# MT A181-01 Informal Geometry

## Time/Place

This section of the course (Spring 2002) meets Tuesdays and Thursdays from 11:00-12:15 in Ritter Hall 316.

## General Description

We will be exploring basic notions of Euclidean and non-Euclidean geometries. The name of the course is a bit midleading; geometry as we study it in mathematics is manifestly a formal subject -- the whole idea is to "formalize" intuitive notions of "straightness", "angle", "area", etc. The "informal" in the course title refers to our pedagogical approach which emphasizes experimentation, conjecture, and discussion vs. formal proofs. The goal of the course is to convey some of the beauty of geometry as well as an appreciation of the central role geometry has played in the intellectual history of humankind.

Here is the course schedule which gives the specific topics to be covered and corresponding section numbers in the book.

There is also a very terse course description contained in the SLU Undergraduate Catalog (PDF format). The course prerequisite is MT A120 College Algebra.

## Textbook Information

The required text for the course is
*Experiencing Geometry: In Euclidean, Spherical, and Hyperbolic Spaces,
2nd ed.* by
David W. Henderson
of Cornell University.
Students can get the text from the
SLU Bookstore.
The author maintains a nice
website with some errata, supplements, and links to other geometry-oriented
web pages.

## Homework and Exams

There will be some homework problems every week, unless otherwise indicated. Here is the latest homework assignment. You are encouraged to discuss homework problems with your classmates, but each student should prepare his or her own set of solutions.

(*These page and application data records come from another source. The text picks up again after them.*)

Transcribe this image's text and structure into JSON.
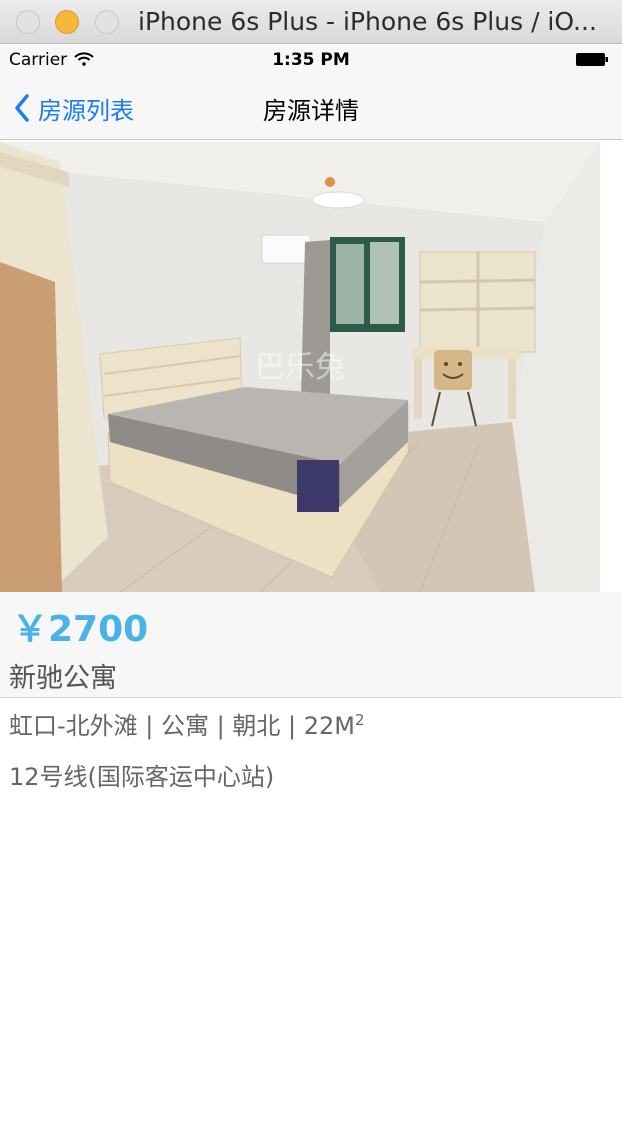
{
  "window": {
    "title": "iPhone 6s Plus - iPhone 6s Plus / iO..."
  },
  "status_bar": {
    "carrier": "Carrier",
    "time": "1:35 PM"
  },
  "nav": {
    "back_label": "房源列表",
    "title": "房源详情"
  },
  "photo": {
    "watermark": "巴乐兔"
  },
  "house": {
    "price": "￥2700",
    "name": "新驰公寓",
    "details": "虹口-北外滩 | 公寓 | 朝北 | 22M",
    "area_superscript": "2",
    "subway": "12号线(国际客运中心站)"
  },
  "colors": {
    "accent_blue": "#1a7cf2",
    "price_blue": "#4ab3e6"
  }
}
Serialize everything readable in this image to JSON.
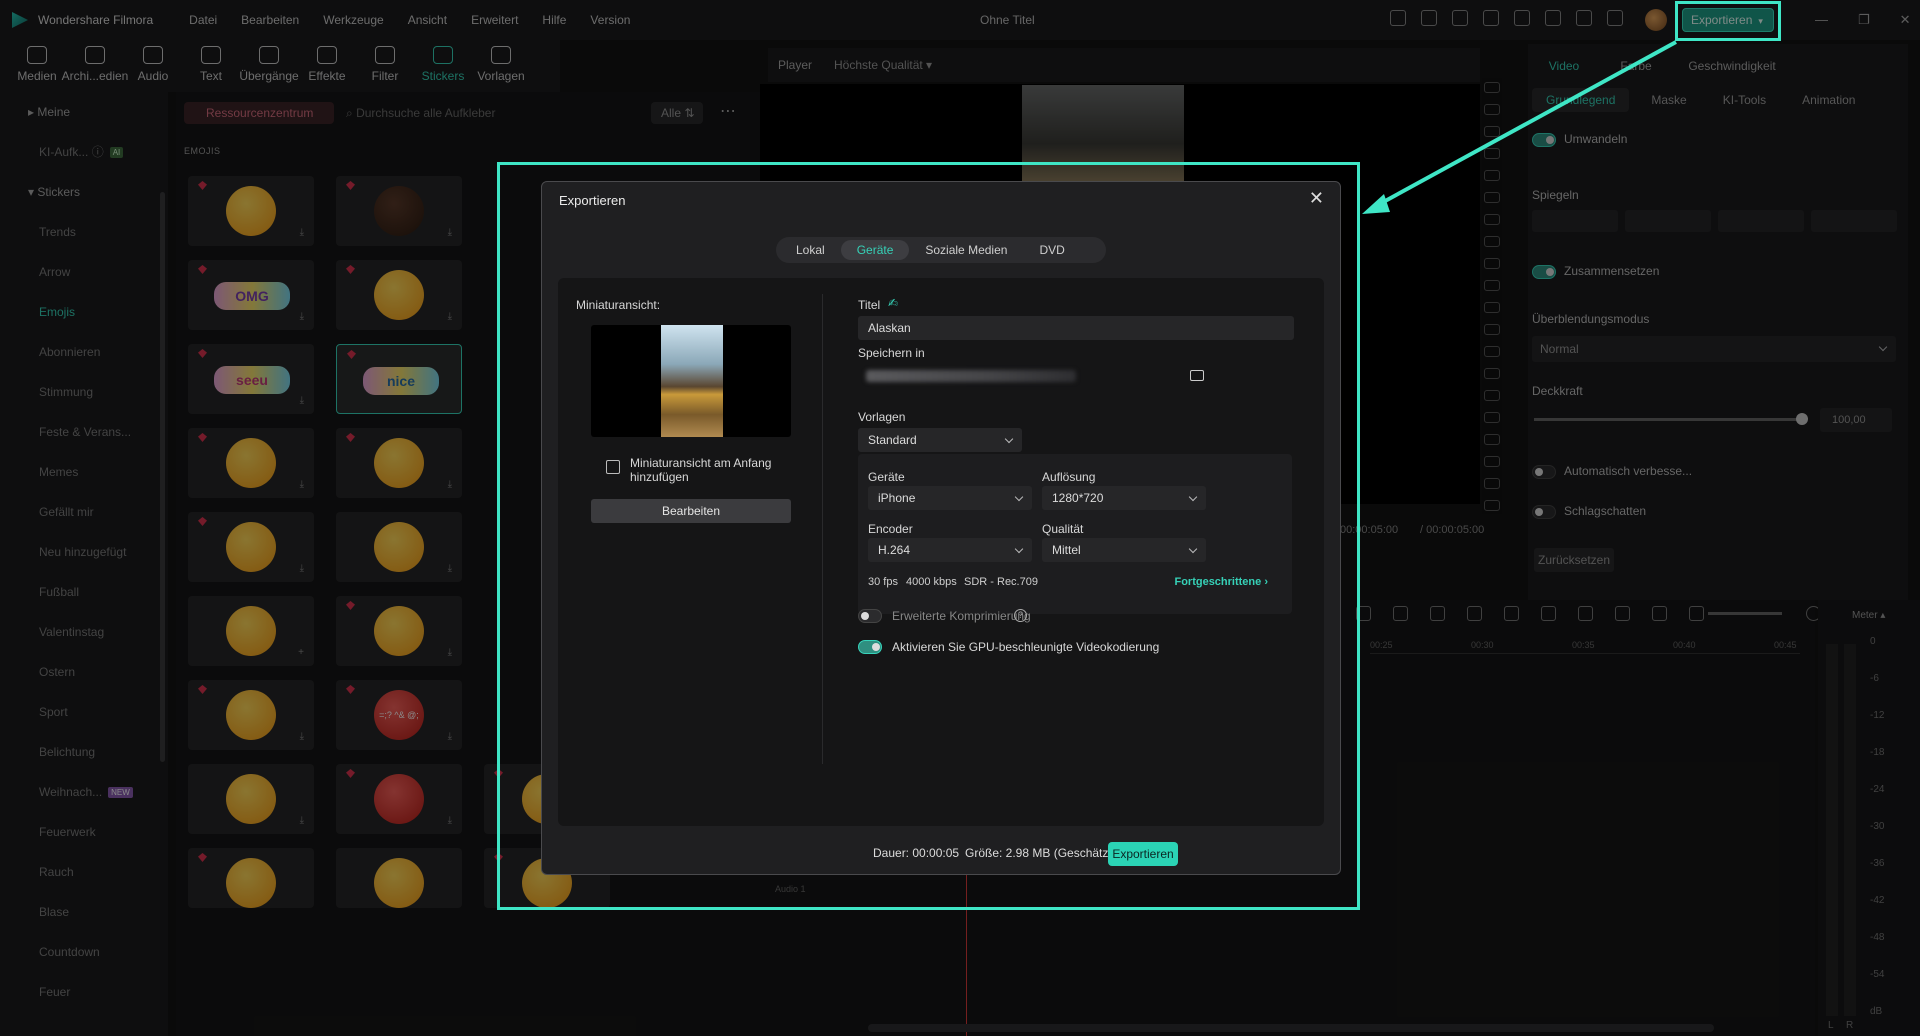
{
  "app": {
    "name": "Wondershare Filmora",
    "doc_title": "Ohne Titel",
    "menu": [
      "Datei",
      "Bearbeiten",
      "Werkzeuge",
      "Ansicht",
      "Erweitert",
      "Hilfe",
      "Version"
    ],
    "export_label": "Exportieren"
  },
  "toolbar": [
    "Medien",
    "Archi...edien",
    "Audio",
    "Text",
    "Übergänge",
    "Effekte",
    "Filter",
    "Stickers",
    "Vorlagen"
  ],
  "toolbar_active": "Stickers",
  "sidebar": {
    "items": [
      "Meine",
      "KI-Aufk...",
      "Stickers",
      "Trends",
      "Arrow",
      "Emojis",
      "Abonnieren",
      "Stimmung",
      "Feste & Verans...",
      "Memes",
      "Gefällt mir",
      "Neu hinzugefügt",
      "Fußball",
      "Valentinstag",
      "Ostern",
      "Sport",
      "Belichtung",
      "Weihnach...",
      "Feuerwerk",
      "Rauch",
      "Blase",
      "Countdown",
      "Feuer"
    ],
    "ai_badge": "AI",
    "new_badge": "NEW"
  },
  "browser": {
    "resource_center": "Ressourcenzentrum",
    "search_placeholder": "Durchsuche alle Aufkleber",
    "filter_label": "Alle",
    "section_label": "EMOJIS",
    "sticker_texts": [
      "OMG",
      "seeu",
      "nice",
      "=;? ^& @;"
    ]
  },
  "player": {
    "label": "Player",
    "quality": "Höchste Qualität",
    "time_current": "00:00:05:00",
    "time_total": "/ 00:00:05:00"
  },
  "right_panel": {
    "tabs": [
      "Video",
      "Farbe",
      "Geschwindigkeit"
    ],
    "subtabs": [
      "Grundlegend",
      "Maske",
      "KI-Tools",
      "Animation"
    ],
    "transform": "Umwandeln",
    "mirror": "Spiegeln",
    "compose": "Zusammensetzen",
    "blend_mode": "Überblendungsmodus",
    "blend_value": "Normal",
    "opacity": "Deckkraft",
    "opacity_value": "100,00",
    "auto_enhance": "Automatisch verbesse...",
    "drop_shadow": "Schlagschatten",
    "reset": "Zurücksetzen"
  },
  "timeline": {
    "ruler": [
      "00:25",
      "00:30",
      "00:35",
      "00:40",
      "00:45"
    ],
    "meter_label": "Meter",
    "meter_scale": [
      "0",
      "-6",
      "-12",
      "-18",
      "-24",
      "-30",
      "-36",
      "-42",
      "-48",
      "-54",
      "dB"
    ],
    "meter_lr": [
      "L",
      "R"
    ],
    "audio_track": "Audio 1"
  },
  "dialog": {
    "title": "Exportieren",
    "tabs": [
      "Lokal",
      "Geräte",
      "Soziale Medien",
      "DVD"
    ],
    "active_tab": "Geräte",
    "thumbnail_label": "Miniaturansicht:",
    "thumbnail_checkbox": "Miniaturansicht am Anfang hinzufügen",
    "edit_button": "Bearbeiten",
    "title_label": "Titel",
    "title_value": "Alaskan",
    "save_label": "Speichern in",
    "presets_label": "Vorlagen",
    "preset_value": "Standard",
    "device_label": "Geräte",
    "device_value": "iPhone",
    "resolution_label": "Auflösung",
    "resolution_value": "1280*720",
    "encoder_label": "Encoder",
    "encoder_value": "H.264",
    "quality_label": "Qualität",
    "quality_value": "Mittel",
    "fps": "30 fps",
    "bitrate": "4000 kbps",
    "color": "SDR - Rec.709",
    "advanced": "Fortgeschrittene",
    "ext_compression": "Erweiterte Komprimierung",
    "gpu_label": "Aktivieren Sie GPU-beschleunigte Videokodierung",
    "duration": "Dauer: 00:00:05",
    "size": "Größe: 2.98 MB (Geschätzt)",
    "export_button": "Exportieren"
  },
  "colors": {
    "accent": "#36d1b7",
    "highlight": "#3fe6c6",
    "export_button": "#2bd3b5"
  }
}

There will be a midterm exam Thursday, March 7th worth 20% of your final grade. The final exam is scheduled for Thursday, May 9th from 12:00-1:50PM; it is comprehensive and is worth 30% of your final grade. All students will do a semester project also worth 30%; details will be provided as the semester progresses. Class participation (group work) accounts for the remaining 20%. Make-up exams will not be given. The College of Arts & Sciences has a policy concerning academic honesty with which you should be familiar.

## Getting help

- The Mathematics Department offers help sessions run by graduate students for all lower division courses. These begin around the second week of classes and are held in Ritter Hall Room 23, Mondays 10-2, Tuesdays 9-2, Wednesdays 11-2, Thursdays 10-2, and Fridays 10-Noon. This is a great (and underutilized) resource!
- Free tutoring is also available from Student Educational Services in the Academic Resources Center, Room 016, phone 977-3319.
- There is a helpful handout distributed by the Mathematics Department called Success in Mathematics which discusses study skills, problem solving techniques, studying for and taking exams.
- Most importantly, you should come to my office hours which are 10-11AM on Monday, Wednesday, and Friday in Ritter Hall 127.